• Items from a data source:
----------

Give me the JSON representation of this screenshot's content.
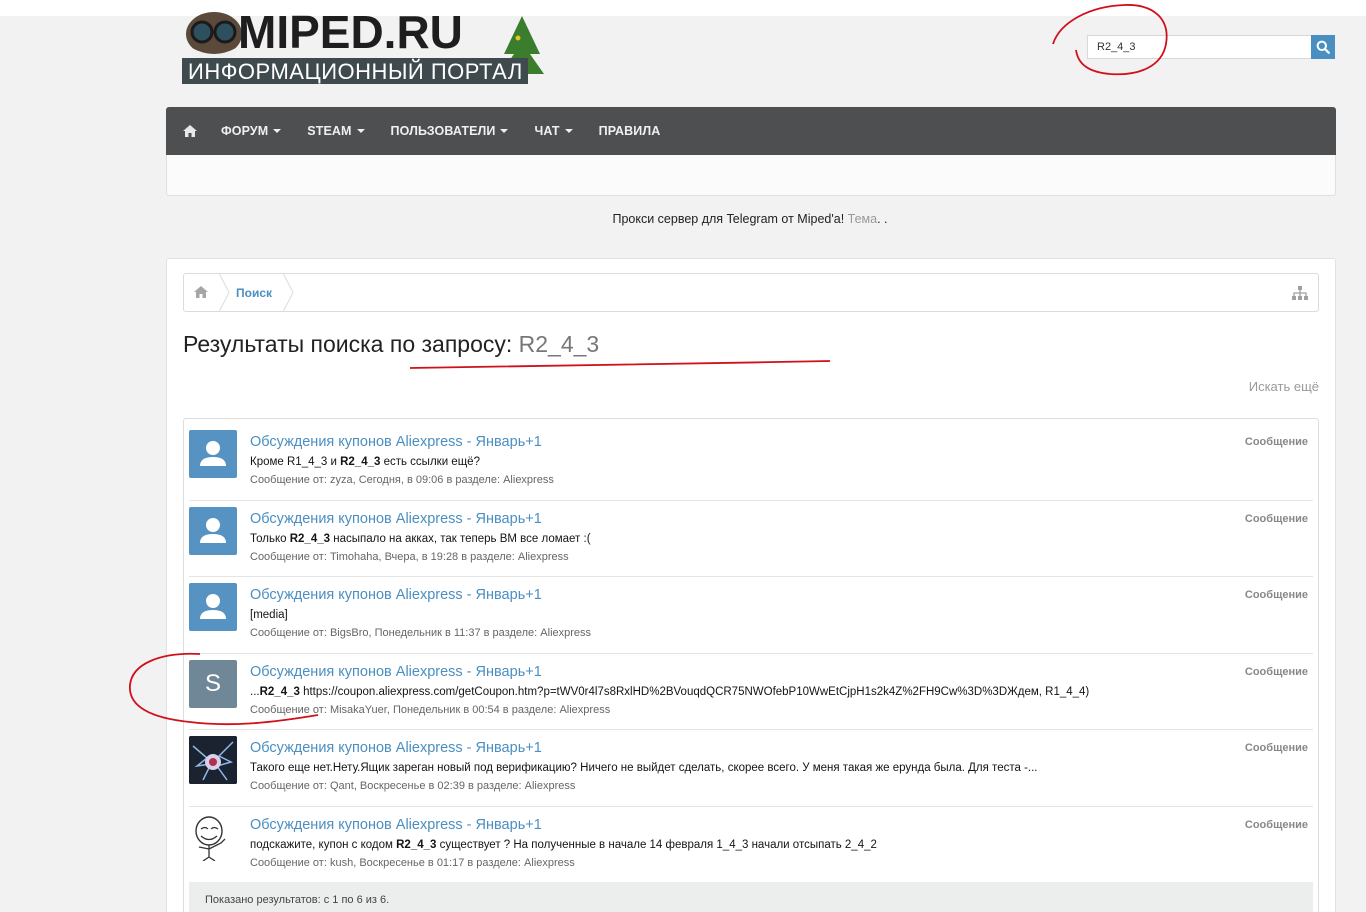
{
  "search": {
    "value": "R2_4_3"
  },
  "logo": {
    "title": "MIPED.RU",
    "subtitle": "ИНФОРМАЦИОННЫЙ ПОРТАЛ"
  },
  "nav": {
    "items": [
      {
        "label": "ФОРУМ",
        "dropdown": true
      },
      {
        "label": "STEAM",
        "dropdown": true
      },
      {
        "label": "ПОЛЬЗОВАТЕЛИ",
        "dropdown": true
      },
      {
        "label": "ЧАТ",
        "dropdown": true
      },
      {
        "label": "ПРАВИЛА",
        "dropdown": false
      }
    ]
  },
  "notice": {
    "text": "Прокси сервер для Telegram от Miped'a! ",
    "tema": "Тема",
    "suffix": ". ."
  },
  "breadcrumb": {
    "current": "Поиск"
  },
  "page": {
    "title_prefix": "Результаты поиска по запросу: ",
    "query": "R2_4_3",
    "more_link": "Искать ещё"
  },
  "results": [
    {
      "title": "Обсуждения купонов Aliexpress - Январь+1",
      "snippet_before": "Кроме R1_4_3 и ",
      "snippet_bold": "R2_4_3",
      "snippet_after": " есть ссылки ещё?",
      "meta_prefix": "Сообщение от: ",
      "author": "zyza",
      "date": ", Сегодня, в 09:06",
      "meta_section_prefix": " в разделе: ",
      "section": "Aliexpress",
      "type": "Сообщение",
      "avatar": "default"
    },
    {
      "title": "Обсуждения купонов Aliexpress - Январь+1",
      "snippet_before": "Только ",
      "snippet_bold": "R2_4_3",
      "snippet_after": " насыпало на акках, так теперь ВМ все ломает :(",
      "meta_prefix": "Сообщение от: ",
      "author": "Timohaha",
      "date": ", Вчера, в 19:28",
      "meta_section_prefix": " в разделе: ",
      "section": "Aliexpress",
      "type": "Сообщение",
      "avatar": "default"
    },
    {
      "title": "Обсуждения купонов Aliexpress - Январь+1",
      "snippet_before": "[media]",
      "snippet_bold": "",
      "snippet_after": "",
      "meta_prefix": "Сообщение от: ",
      "author": "BigsBro",
      "date": ", Понедельник в 11:37",
      "meta_section_prefix": " в разделе: ",
      "section": "Aliexpress",
      "type": "Сообщение",
      "avatar": "default"
    },
    {
      "title": "Обсуждения купонов Aliexpress - Январь+1",
      "snippet_before": "...",
      "snippet_bold": "R2_4_3",
      "snippet_after": " https://coupon.aliexpress.com/getCoupon.htm?p=tWV0r4l7s8RxlHD%2BVouqdQCR75NWOfebP10WwEtCjpH1s2k4Z%2FH9Cw%3D%3DЖдем, R1_4_4)",
      "meta_prefix": "Сообщение от: ",
      "author": "MisakaYuer",
      "date": ", Понедельник в 00:54",
      "meta_section_prefix": " в разделе: ",
      "section": "Aliexpress",
      "type": "Сообщение",
      "avatar": "letter",
      "avatar_letter": "S"
    },
    {
      "title": "Обсуждения купонов Aliexpress - Январь+1",
      "snippet_before": "Такого еще нет.Нету.Ящик зареган новый под верификацию? Ничего не выйдет сделать, скорее всего. У меня такая же ерунда была. Для теста -...",
      "snippet_bold": "",
      "snippet_after": "",
      "meta_prefix": "Сообщение от: ",
      "author": "Qant",
      "date": ", Воскресенье в 02:39",
      "meta_section_prefix": " в разделе: ",
      "section": "Aliexpress",
      "type": "Сообщение",
      "avatar": "image-dark"
    },
    {
      "title": "Обсуждения купонов Aliexpress - Январь+1",
      "snippet_before": "подскажите, купон с кодом ",
      "snippet_bold": "R2_4_3",
      "snippet_after": " существует ? На полученные в начале 14 февраля 1_4_3 начали отсыпать 2_4_2",
      "meta_prefix": "Сообщение от: ",
      "author": "kush",
      "date": ", Воскресенье в 01:17",
      "meta_section_prefix": " в разделе: ",
      "section": "Aliexpress",
      "type": "Сообщение",
      "avatar": "image-meme"
    }
  ],
  "footer": {
    "text": "Показано результатов: с 1 по 6 из 6."
  },
  "colors": {
    "accent": "#4a8fc1",
    "navbar": "#4d4f51",
    "annotation": "#d0101a"
  }
}
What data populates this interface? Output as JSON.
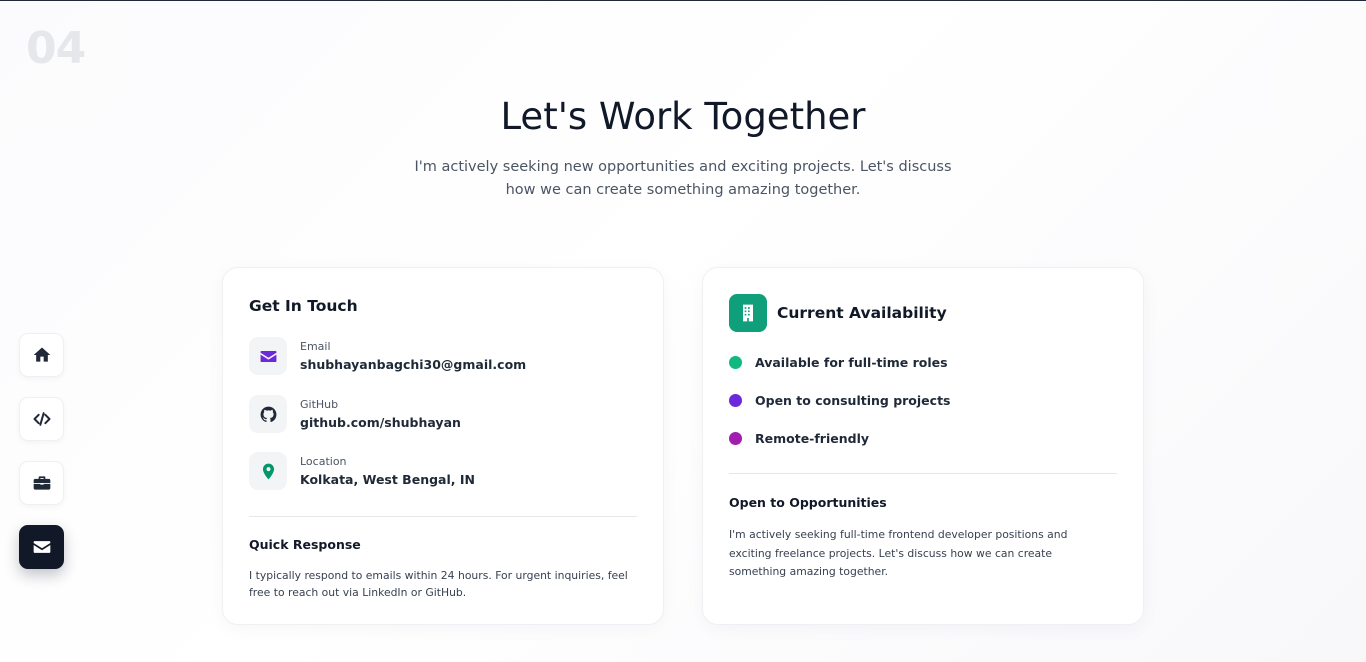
{
  "section_number": "04",
  "heading": "Let's Work Together",
  "subheading": "I'm actively seeking new opportunities and exciting projects. Let's discuss how we can create something amazing together.",
  "dock": {
    "items": [
      {
        "icon": "home-icon",
        "active": false
      },
      {
        "icon": "code-icon",
        "active": false
      },
      {
        "icon": "briefcase-icon",
        "active": false
      },
      {
        "icon": "envelope-icon",
        "active": true
      }
    ]
  },
  "contact_card": {
    "title": "Get In Touch",
    "items": [
      {
        "label": "Email",
        "value": "shubhayanbagchi30@gmail.com",
        "icon": "envelope-icon",
        "icon_color": "#6d28d9"
      },
      {
        "label": "GitHub",
        "value": "github.com/shubhayan",
        "icon": "github-icon",
        "icon_color": "#1f2937"
      },
      {
        "label": "Location",
        "value": "Kolkata, West Bengal, IN",
        "icon": "map-pin-icon",
        "icon_color": "#059669"
      }
    ],
    "quick_response_title": "Quick Response",
    "quick_response_text": "I typically respond to emails within 24 hours. For urgent inquiries, feel free to reach out via LinkedIn or GitHub."
  },
  "availability_card": {
    "title": "Current Availability",
    "icon": "building-icon",
    "icon_bg": "#0f9f7a",
    "statuses": [
      {
        "label": "Available for full-time roles",
        "color": "#10b981"
      },
      {
        "label": "Open to consulting projects",
        "color": "#6d28d9"
      },
      {
        "label": "Remote-friendly",
        "color": "#a21caf"
      }
    ],
    "opportunities_title": "Open to Opportunities",
    "opportunities_text": "I'm actively seeking full-time frontend developer positions and exciting freelance projects. Let's discuss how we can create something amazing together."
  }
}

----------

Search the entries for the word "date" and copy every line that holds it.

      "date": ", Сегодня, в 09:06",
      "date": ", Вчера, в 19:28",
      "date": ", Понедельник в 11:37",
      "date": ", Понедельник в 00:54",
      "date": ", Воскресенье в 02:39",
      "date": ", Воскресенье в 01:17",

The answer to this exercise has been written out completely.